(Page and application data records)
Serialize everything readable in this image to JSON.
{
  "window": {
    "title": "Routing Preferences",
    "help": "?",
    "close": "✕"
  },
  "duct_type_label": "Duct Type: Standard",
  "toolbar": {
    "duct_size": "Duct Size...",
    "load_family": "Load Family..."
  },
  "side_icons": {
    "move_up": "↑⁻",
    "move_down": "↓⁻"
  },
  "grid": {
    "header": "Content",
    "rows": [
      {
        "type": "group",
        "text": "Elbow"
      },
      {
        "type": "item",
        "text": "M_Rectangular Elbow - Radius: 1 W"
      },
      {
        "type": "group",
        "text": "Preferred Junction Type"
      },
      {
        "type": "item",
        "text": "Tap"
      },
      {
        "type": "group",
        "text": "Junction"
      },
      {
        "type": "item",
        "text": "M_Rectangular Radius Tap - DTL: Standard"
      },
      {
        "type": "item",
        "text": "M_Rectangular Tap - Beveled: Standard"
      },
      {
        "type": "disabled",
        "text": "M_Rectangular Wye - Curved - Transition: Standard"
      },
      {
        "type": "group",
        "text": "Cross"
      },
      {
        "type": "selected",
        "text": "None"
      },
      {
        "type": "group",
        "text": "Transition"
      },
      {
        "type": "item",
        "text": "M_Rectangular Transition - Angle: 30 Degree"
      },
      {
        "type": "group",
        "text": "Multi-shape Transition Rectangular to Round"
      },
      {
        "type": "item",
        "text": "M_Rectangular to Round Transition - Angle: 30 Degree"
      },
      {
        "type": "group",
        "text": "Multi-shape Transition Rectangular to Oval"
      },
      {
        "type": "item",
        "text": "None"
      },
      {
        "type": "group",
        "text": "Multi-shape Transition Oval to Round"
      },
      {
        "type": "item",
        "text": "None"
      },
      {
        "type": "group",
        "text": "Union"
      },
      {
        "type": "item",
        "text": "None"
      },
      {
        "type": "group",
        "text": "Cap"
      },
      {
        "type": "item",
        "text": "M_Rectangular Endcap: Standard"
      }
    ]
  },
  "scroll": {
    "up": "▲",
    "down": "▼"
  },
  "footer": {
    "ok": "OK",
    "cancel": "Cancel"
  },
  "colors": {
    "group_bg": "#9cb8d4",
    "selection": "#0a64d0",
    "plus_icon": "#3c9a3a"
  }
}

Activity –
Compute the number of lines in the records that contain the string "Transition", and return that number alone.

Problem solution –
7